Nine out of ten winners had run in the past fifty days.
Five out of ten winners finished in the first four on their last outing.
Ten out of ten winners had run in eight or fewer handicap hurdles.
Seven out of ten winners had finished in the first six in a graded hurdle that season.
Other notable races
Horses placed in the first five in the Scottish County Hurdle tend to do well.
Horses placed in the first six in the Imperial Cup have a good record.
Horses that ran at one of the Festivals at either Cheltenham, Aintree, Fairyhouse or Ayr.
Philip Hobbs has a good record in this race and saddles Multiculture this year.
Evan Williams won this race in 2013 and 2014 and has to be respected with his spring runners even if they are considered as being outsiders in this event.
Nicky Henderson had the winner in 2010 and 2011 and appears able to train the yard cat to win any race he touches over the last fortnight.
A real mixture of starting prices over the last ten years with five winners priced between 4/1 and 8/1, and five winners priced between 16/1 and 25/1.

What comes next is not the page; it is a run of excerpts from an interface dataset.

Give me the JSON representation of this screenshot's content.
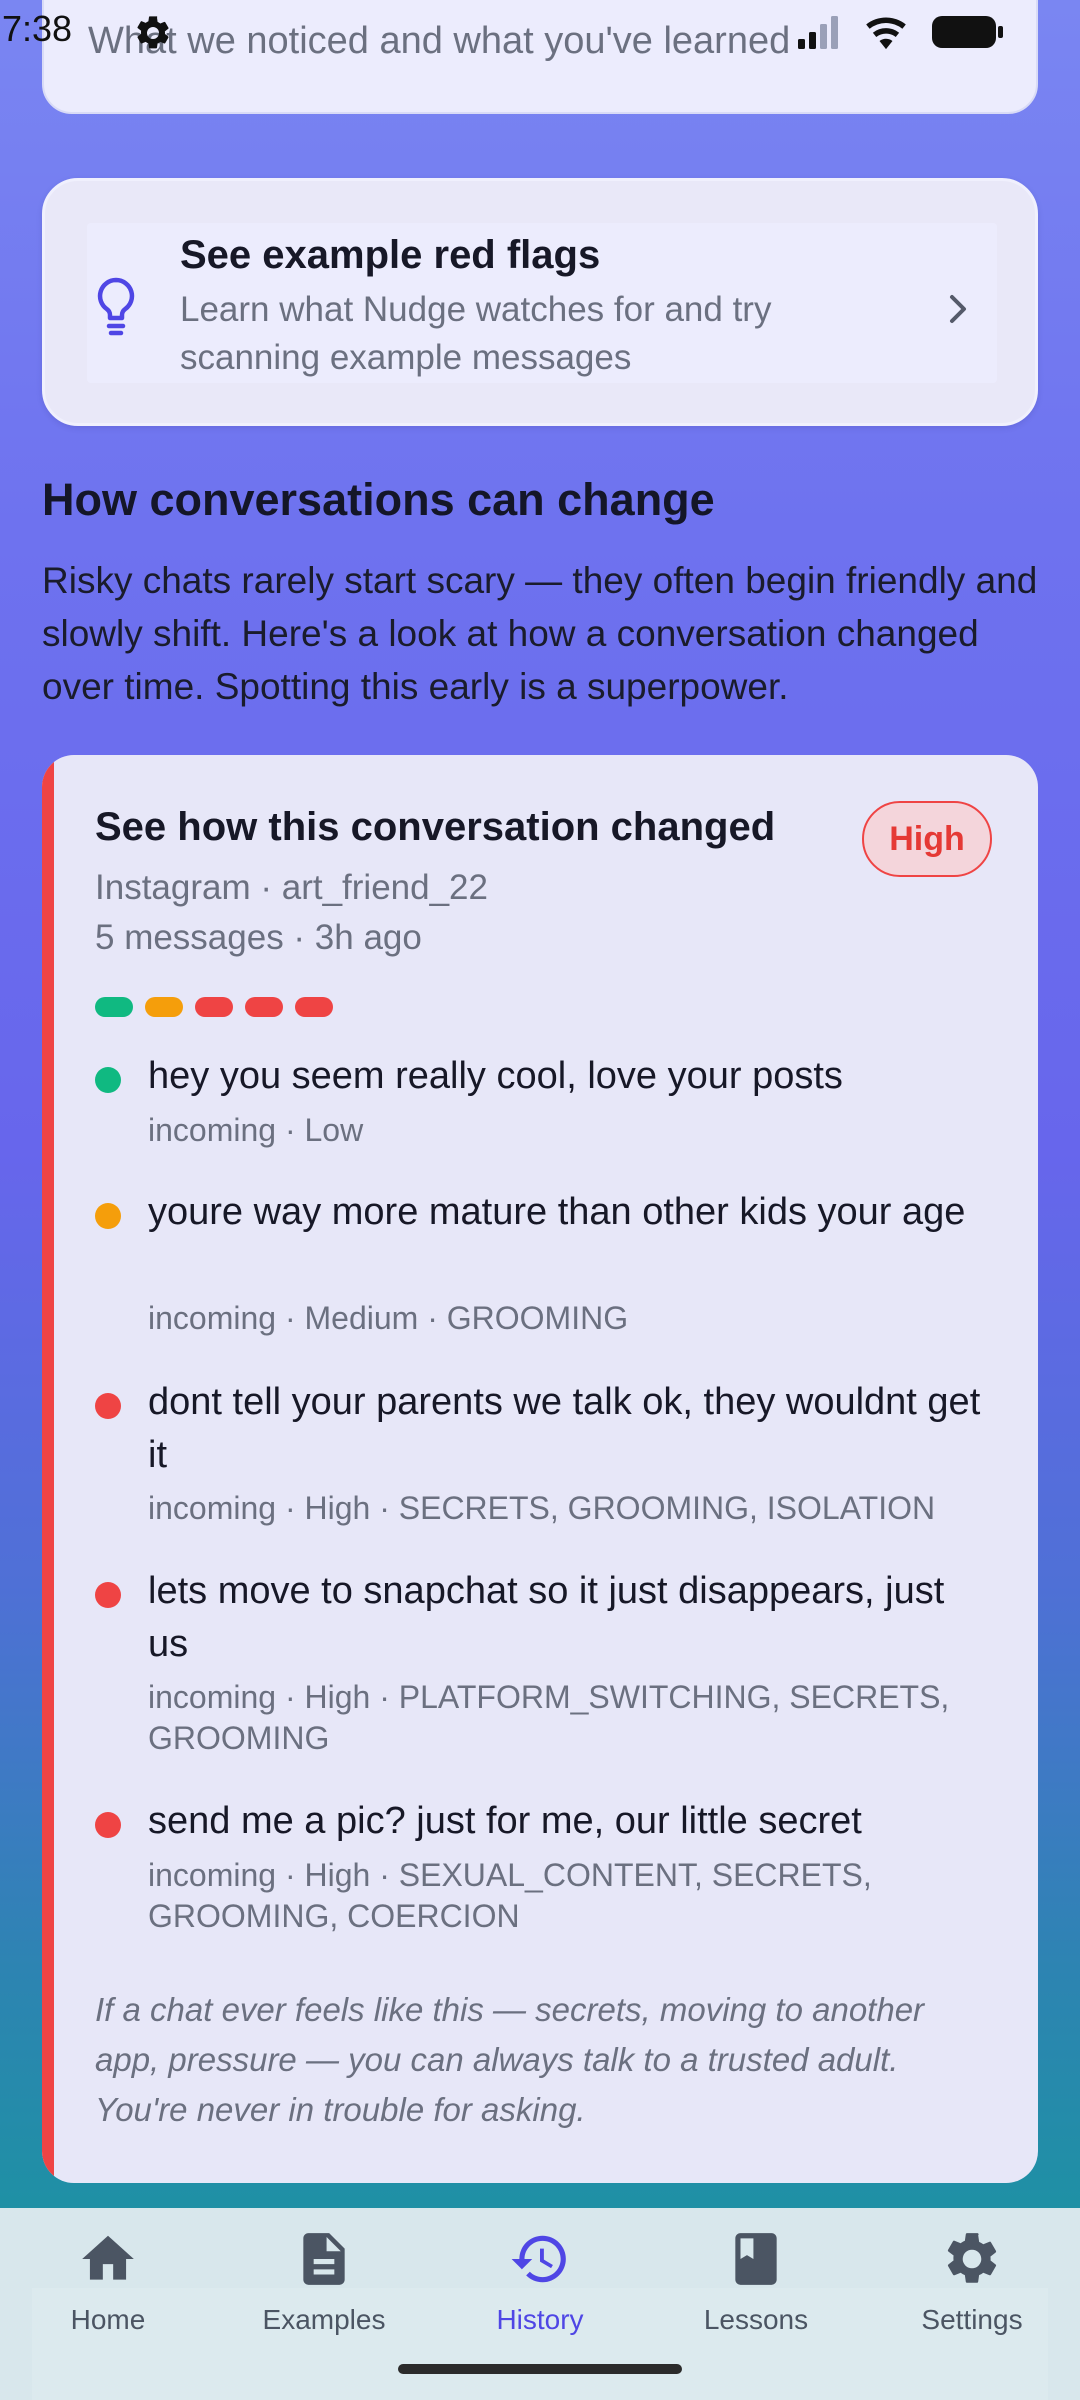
{
  "status_bar": {
    "time": "7:38"
  },
  "top_card": {
    "subtitle": "What we noticed and what you've learned"
  },
  "red_flags_card": {
    "title": "See example red flags",
    "description": "Learn what Nudge watches for and try scanning example messages"
  },
  "section": {
    "title": "How conversations can change",
    "text": "Risky chats rarely start scary — they often begin friendly and slowly shift. Here's a look at how a conversation changed over time. Spotting this early is a superpower."
  },
  "conversation": {
    "title": "See how this conversation changed",
    "risk_level": "High",
    "meta_line1": "Instagram · art_friend_22",
    "meta_line2": "5 messages · 3h ago",
    "colors": {
      "low": "#10b981",
      "medium": "#f59e0b",
      "high": "#ef4444"
    },
    "messages": [
      {
        "text": "hey you seem really cool, love your posts",
        "meta": "incoming · Low"
      },
      {
        "text": "youre way more mature than other kids your age",
        "meta": "incoming · Medium · GROOMING"
      },
      {
        "text": "dont tell your parents we talk ok, they wouldnt get it",
        "meta": "incoming · High · SECRETS, GROOMING, ISOLATION"
      },
      {
        "text": "lets move to snapchat so it just disappears, just us",
        "meta": "incoming · High · PLATFORM_SWITCHING, SECRETS, GROOMING"
      },
      {
        "text": "send me a pic? just for me, our little secret",
        "meta": "incoming · High · SEXUAL_CONTENT, SECRETS, GROOMING, COERCION"
      }
    ],
    "footer": "If a chat ever feels like this — secrets, moving to another app, pressure — you can always talk to a trusted adult. You're never in trouble for asking."
  },
  "nav": {
    "accent": "#4f46e5",
    "items": [
      {
        "label": "Home",
        "icon": "home-icon"
      },
      {
        "label": "Examples",
        "icon": "document-icon"
      },
      {
        "label": "History",
        "icon": "history-icon"
      },
      {
        "label": "Lessons",
        "icon": "book-icon"
      },
      {
        "label": "Settings",
        "icon": "gear-icon"
      }
    ],
    "active": "History"
  }
}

John Constable from the Evan Williams yard was running a massive race when falling at the final flight on Grand National day against the very much in-form Chesterfield.
Evan Williams has won two of the past four renewals of this race and the booking of Davy Russell says the yard means business. He must be one for any shortlist.
Mohaayed from the Dan Skelton stable is strongly fancied in certain quarters. He finished seventh in the County Hurdle before coming third in the Scottish Champion Hurdle.
Skelton is in a rich vein of form at the moment and has clocked up double digit winners in just the last fortnight.
Jim Goldie makes the trip down from Scotland to Haydock to run his bang-in-form Great Fighter.
3lb claimer, Callum Bewley has been getting the best out of the seven-year-old in his recent starts and booted him home to win at Perth recently on his way to clinching the northern conditional riders’ title.
Kevin Frost’s Chieftain’s Choice is another prime candidate to be in the mix for this race. His second to Chesterfield at the Aintree Grand National meeting reads well and he showed his wellbeing last time out at Hexham went he went down by just a head.
Selections: Chieftains’ Choice, Mohaayed and John Constable in singles and combination forecast perms.